World Cultural Heritage
“Valuable for the whole mankind”
In December 2001, the Lake Neusiedl region was inscribed on the UNESCO World Heritage List by the World Heritage Committee at the same time as Vienna’s Old Town. UNESCO thus attaches to the World Heritage Site of Lake Neusiedl an “exceptional value for all mankind”.
This solemn act was preceded by years of preparation by experts from the province of Burgenland in Austria and also by experts from Hungary, which finally resulted in a proposal. The World Heritage Committee explicitly referred to the cultural criterion in the justification of its decision: The Lake Neusiedl region has been a place where different cultures have met for thousands of years, obviously due to the great diversity of the landscape, which is the result of an evolutionary and symbiotic process of interaction of people with their physical environment.
A crucial factor for Lake Neusiedl and its border areas being entered into the list of World Cultural Heritage sites was the existence of a unique area and landscape of unspoiled natural beauty, which is located at the gateway to numerous cultural and language areas, temperate zones and natural environments. Lake Neusiedl – Seewinkel National Park, the border area of Lake Neusiedl and the historic old town of Rust are situated in the Austrian part of the UNESCO cultural heritage site.
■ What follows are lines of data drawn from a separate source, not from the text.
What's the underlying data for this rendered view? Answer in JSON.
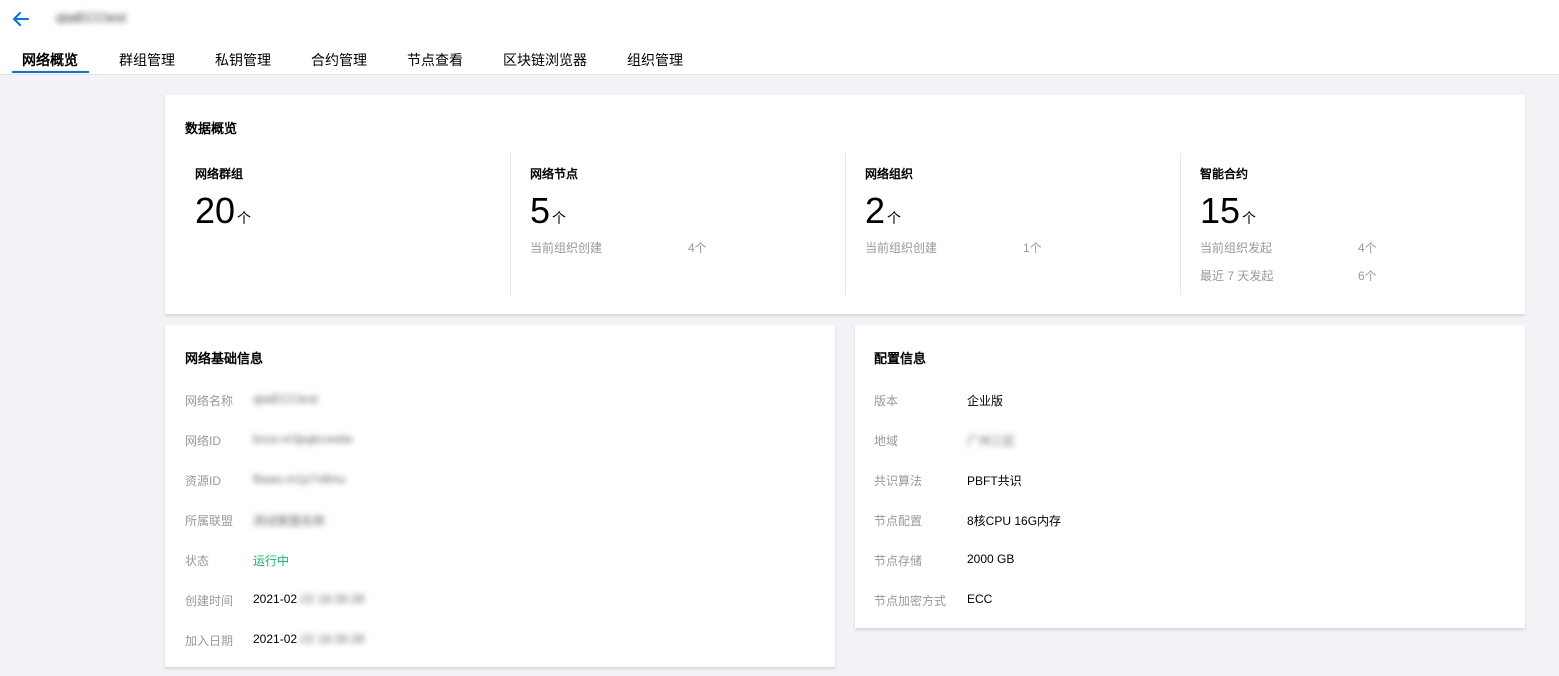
{
  "header": {
    "network_title": "qtatECCtest",
    "tabs": [
      {
        "label": "网络概览",
        "active": true
      },
      {
        "label": "群组管理",
        "active": false
      },
      {
        "label": "私钥管理",
        "active": false
      },
      {
        "label": "合约管理",
        "active": false
      },
      {
        "label": "节点查看",
        "active": false
      },
      {
        "label": "区块链浏览器",
        "active": false
      },
      {
        "label": "组织管理",
        "active": false
      }
    ]
  },
  "overview": {
    "title": "数据概览",
    "stats": [
      {
        "label": "网络群组",
        "value": "20",
        "unit": "个",
        "rows": []
      },
      {
        "label": "网络节点",
        "value": "5",
        "unit": "个",
        "rows": [
          {
            "label": "当前组织创建",
            "value": "4个"
          }
        ]
      },
      {
        "label": "网络组织",
        "value": "2",
        "unit": "个",
        "rows": [
          {
            "label": "当前组织创建",
            "value": "1个"
          }
        ]
      },
      {
        "label": "智能合约",
        "value": "15",
        "unit": "个",
        "rows": [
          {
            "label": "当前组织发起",
            "value": "4个"
          },
          {
            "label": "最近 7 天发起",
            "value": "6个"
          }
        ]
      }
    ]
  },
  "basic_info": {
    "title": "网络基础信息",
    "rows": [
      {
        "label": "网络名称",
        "value": "qtatECCtest",
        "blur": true
      },
      {
        "label": "网络ID",
        "value": "bcos-m3pqkcvedw",
        "blur": true
      },
      {
        "label": "资源ID",
        "value": "fbaas-m1p7v8mu",
        "blur": true
      },
      {
        "label": "所属联盟",
        "value": "测试联盟名称",
        "blur": true
      },
      {
        "label": "状态",
        "value": "运行中",
        "status": true
      },
      {
        "label": "创建时间",
        "value_prefix": "2021-02",
        "value_blur": "-22 16:35:39"
      },
      {
        "label": "加入日期",
        "value_prefix": "2021-02",
        "value_blur": "-22 16:35:39"
      }
    ]
  },
  "config_info": {
    "title": "配置信息",
    "rows": [
      {
        "label": "版本",
        "value": "企业版"
      },
      {
        "label": "地域",
        "value": "广州三区",
        "blur": true
      },
      {
        "label": "共识算法",
        "value": "PBFT共识"
      },
      {
        "label": "节点配置",
        "value": "8核CPU 16G内存"
      },
      {
        "label": "节点存储",
        "value": "2000 GB"
      },
      {
        "label": "节点加密方式",
        "value": "ECC"
      }
    ]
  },
  "colors": {
    "accent": "#006eff",
    "status_running": "#0abf5b",
    "muted_text": "#999999"
  },
  "icons": {
    "back": "arrow-left-icon"
  }
}
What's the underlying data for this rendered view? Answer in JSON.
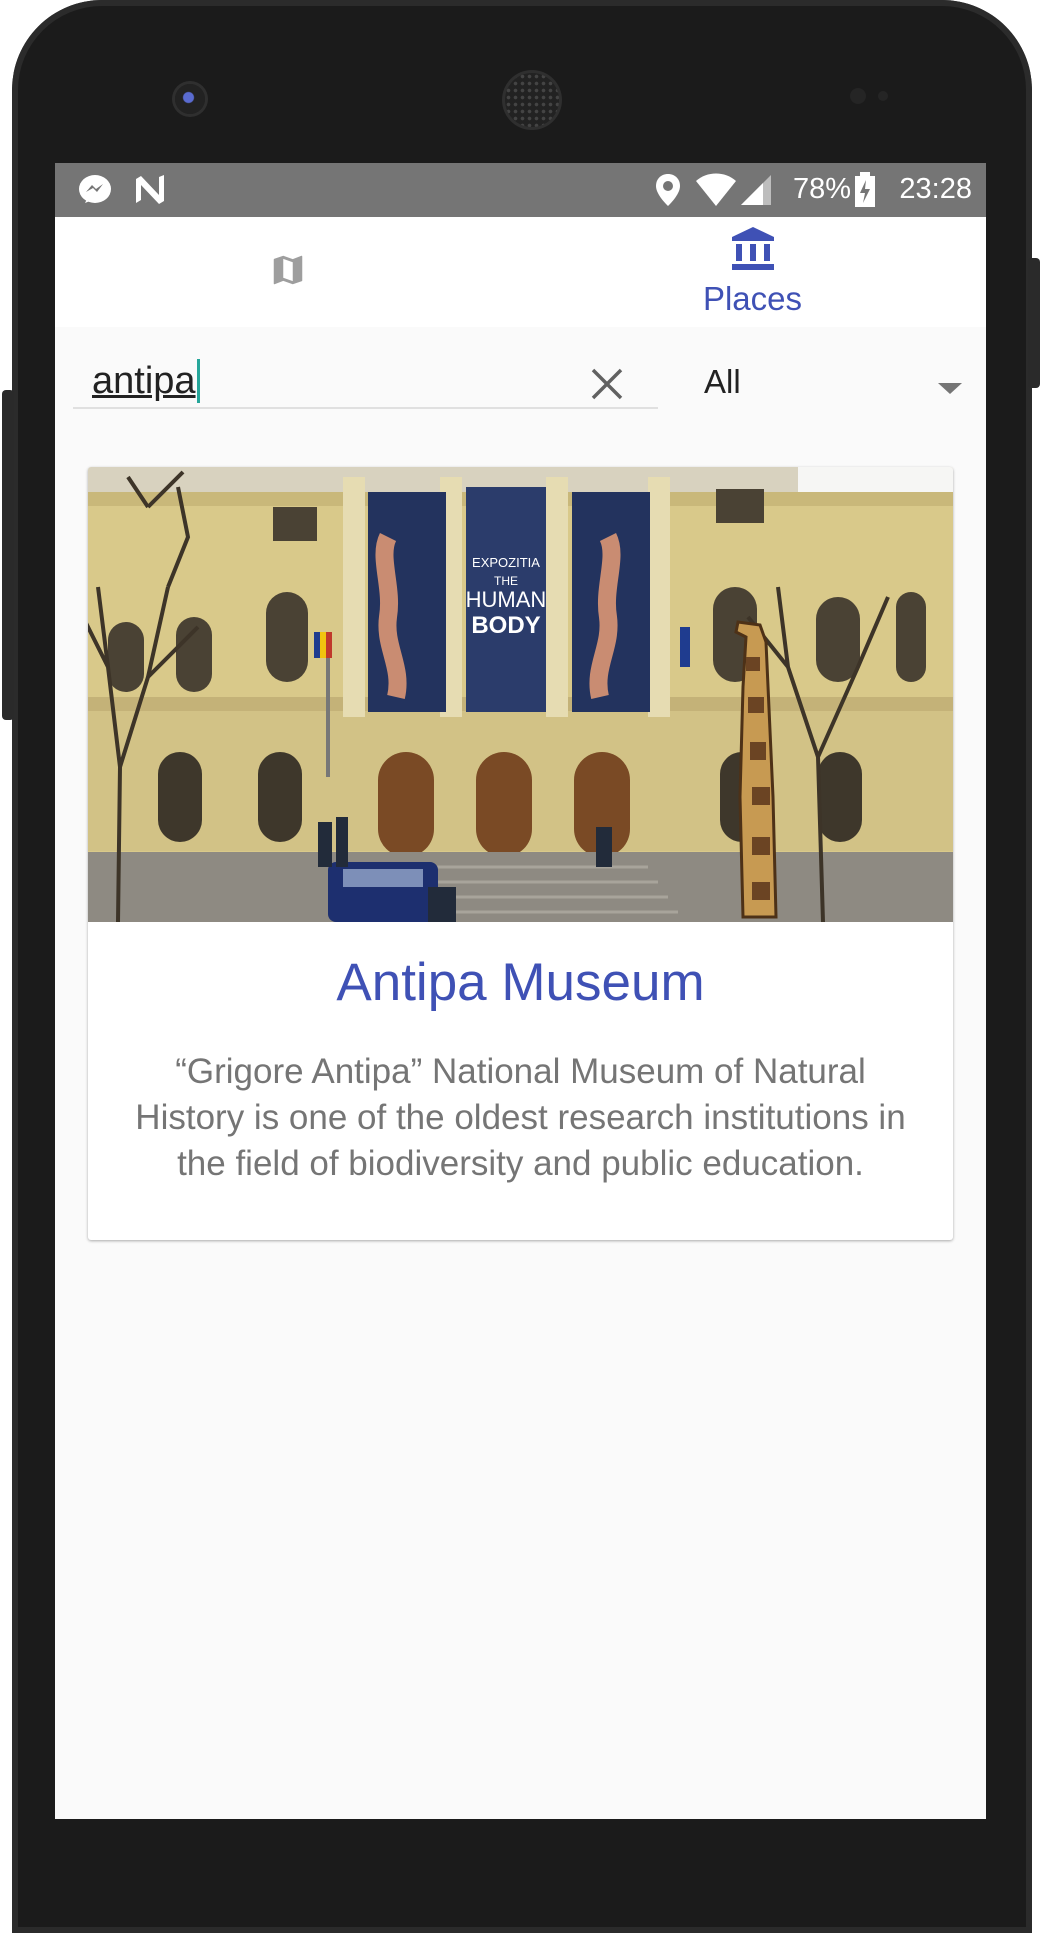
{
  "status_bar": {
    "notification_icons": [
      "messenger-icon",
      "n-app-icon"
    ],
    "system_icons": [
      "location-icon",
      "wifi-icon",
      "signal-icon",
      "battery-charging-icon"
    ],
    "battery": "78%",
    "time": "23:28"
  },
  "tabs": [
    {
      "icon": "map-icon",
      "label": "",
      "selected": false
    },
    {
      "icon": "museum-icon",
      "label": "Places",
      "selected": true
    }
  ],
  "search": {
    "value": "antipa",
    "clear_icon": "close-icon"
  },
  "filter": {
    "selected": "All",
    "caret_icon": "dropdown-arrow-icon"
  },
  "results": [
    {
      "title": "Antipa Museum",
      "description": "“Grigore Antipa” National Museum of Natural History is one of the oldest research institutions in the field of biodiversity and public education.",
      "image": "museum-facade-photo",
      "banner_text": [
        "EXPOZITIA",
        "THE",
        "HUMAN",
        "BODY"
      ]
    }
  ],
  "colors": {
    "accent": "#3f51b5",
    "status_bar": "#757575",
    "cursor": "#26a69a",
    "description_text": "#757575",
    "background": "#fafafa"
  }
}
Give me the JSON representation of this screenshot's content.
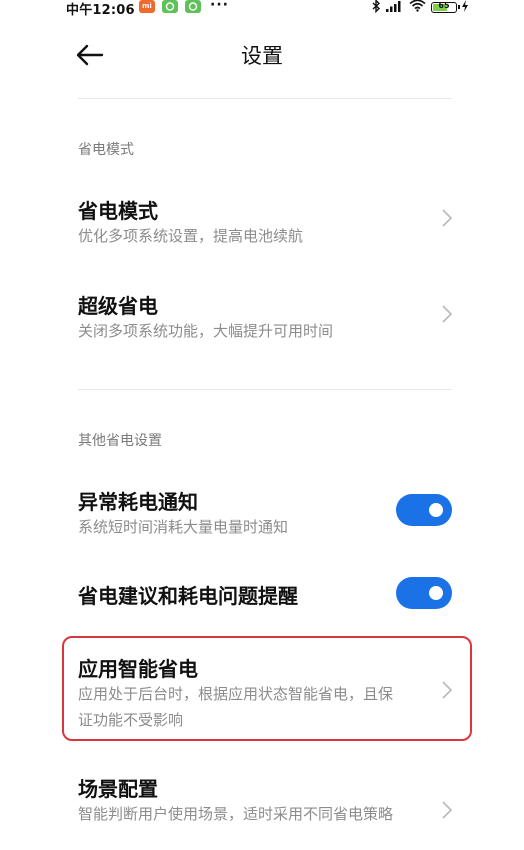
{
  "status_bar": {
    "time": "中午12:06",
    "apps": [
      {
        "name": "mi-app-icon",
        "label": "mi",
        "color": "#f06a2e"
      },
      {
        "name": "chat-app-icon",
        "label": "",
        "color": "#5fc15a"
      },
      {
        "name": "chat-app-icon-2",
        "label": "",
        "color": "#5fc15a"
      }
    ],
    "more_dots": "···",
    "battery_level": "65",
    "battery_percent": 0.65,
    "icons": [
      "bluetooth-icon",
      "signal-icon",
      "wifi-icon",
      "battery-icon",
      "charging-icon"
    ]
  },
  "header": {
    "title": "设置",
    "back_icon": "back-arrow-icon"
  },
  "sections": [
    {
      "label": "省电模式",
      "items": [
        {
          "title": "省电模式",
          "subtitle": "优化多项系统设置，提高电池续航",
          "control": "chevron"
        },
        {
          "title": "超级省电",
          "subtitle": "关闭多项系统功能，大幅提升可用时间",
          "control": "chevron"
        }
      ]
    },
    {
      "label": "其他省电设置",
      "items": [
        {
          "title": "异常耗电通知",
          "subtitle": "系统短时间消耗大量电量时通知",
          "control": "toggle",
          "on": true
        },
        {
          "title": "省电建议和耗电问题提醒",
          "subtitle": "",
          "control": "toggle",
          "on": true
        },
        {
          "title": "应用智能省电",
          "subtitle": "应用处于后台时，根据应用状态智能省电，且保证功能不受影响",
          "control": "chevron",
          "highlighted": true
        },
        {
          "title": "场景配置",
          "subtitle": "智能判断用户使用场景，适时采用不同省电策略",
          "control": "chevron"
        }
      ]
    }
  ],
  "colors": {
    "toggle_on": "#1a72e6",
    "highlight": "#d9363e",
    "subtitle": "#8c8c8c",
    "section_label": "#7a7a7a"
  }
}
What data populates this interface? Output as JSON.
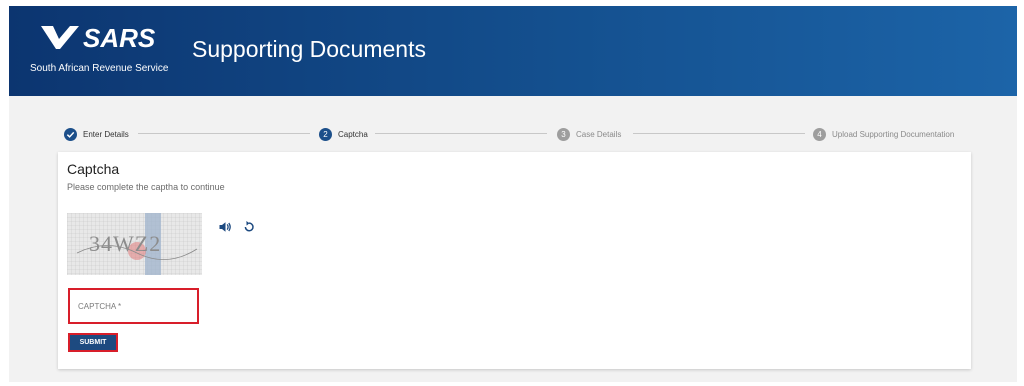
{
  "header": {
    "logo_text": "SARS",
    "logo_subtitle": "South African Revenue Service",
    "title": "Supporting Documents",
    "brand_colors": [
      "#0c3570",
      "#1c64a8"
    ]
  },
  "stepper": {
    "steps": [
      {
        "number": "✓",
        "label": "Enter Details",
        "state": "completed",
        "icon": "check-icon"
      },
      {
        "number": "2",
        "label": "Captcha",
        "state": "active"
      },
      {
        "number": "3",
        "label": "Case Details",
        "state": "pending"
      },
      {
        "number": "4",
        "label": "Upload Supporting Documentation",
        "state": "pending"
      }
    ]
  },
  "card": {
    "title": "Captcha",
    "subtitle": "Please complete the captha to continue",
    "captcha_text": "34WZ2",
    "audio_icon": "speaker-icon",
    "refresh_icon": "refresh-icon",
    "captcha_placeholder": "CAPTCHA *",
    "captcha_value": "",
    "submit_label": "SUBMIT",
    "highlight_color": "#d81e2a"
  }
}
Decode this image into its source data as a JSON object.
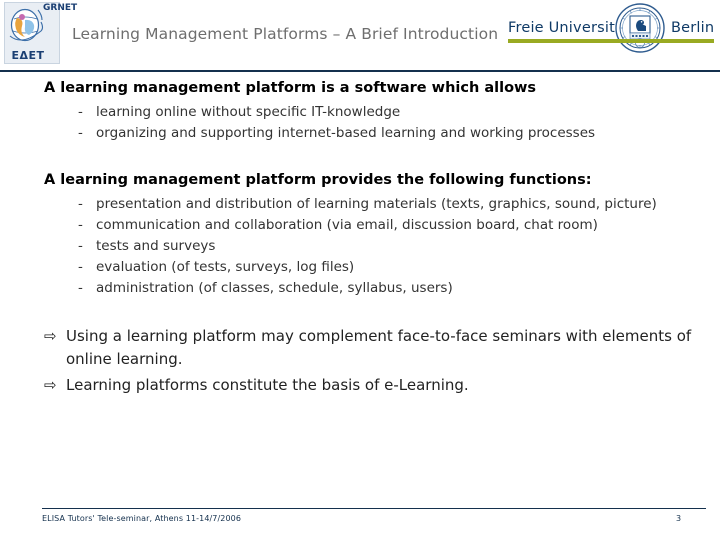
{
  "header": {
    "title": "Learning Management Platforms – A Brief Introduction",
    "left_logo": {
      "acronym_vertical": "GRNET",
      "acronym_greek": "ΕΔΕΤ",
      "icon": "globe-icon"
    },
    "right_logo": {
      "word_left": "Freie Universität",
      "word_right": "Berlin",
      "seal_icon": "university-seal-icon",
      "rule_color": "#99aa22"
    },
    "rule_color": "#14304d"
  },
  "content": {
    "sections": [
      {
        "lead": "A learning management platform is a software which allows",
        "bullet_marker": "-",
        "items": [
          "learning online without specific IT-knowledge",
          "organizing and supporting internet-based learning and working processes"
        ]
      },
      {
        "lead": "A learning management platform provides the following functions:",
        "bullet_marker": "-",
        "items": [
          "presentation and distribution of learning materials (texts, graphics, sound, picture)",
          "communication and collaboration (via email, discussion board, chat room)",
          "tests and surveys",
          "evaluation (of tests, surveys, log files)",
          "administration (of classes, schedule, syllabus, users)"
        ]
      }
    ],
    "conclusions": {
      "bullet_marker": "⇨",
      "items": [
        "Using a learning platform may complement face-to-face seminars with elements of online learning.",
        "Learning platforms constitute the basis of e-Learning."
      ]
    }
  },
  "footer": {
    "text": "ELISA Tutors' Tele-seminar, Athens 11-14/7/2006",
    "page_number": "3"
  }
}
Rust was therefore of great significance in the decision to make the region of Lake Neusiedl a UNESCO World Cultural Heritage site. Our town is also the only municipality to be located completely within the World Cultural Heritage site. Rust is therefore the heart of the UNESCO world cultural heritage region of Fertö-Lake Neusiedl.
The Fertö-Hanság National Park, village of Fertörakos, Széchenyi Castle in Nagycenk and Esterházy Palace in Fertöd are cultural highlights in the Hungarian part of the UNESCO cultural heritage site.
The diversity of flora and fauna habitats is also accounted for with this recognition as World Cultural Heritage site. The international significance of the region is furthermore increased by its function as a “stepping stone” for bird migration between Africa and Northern Europe.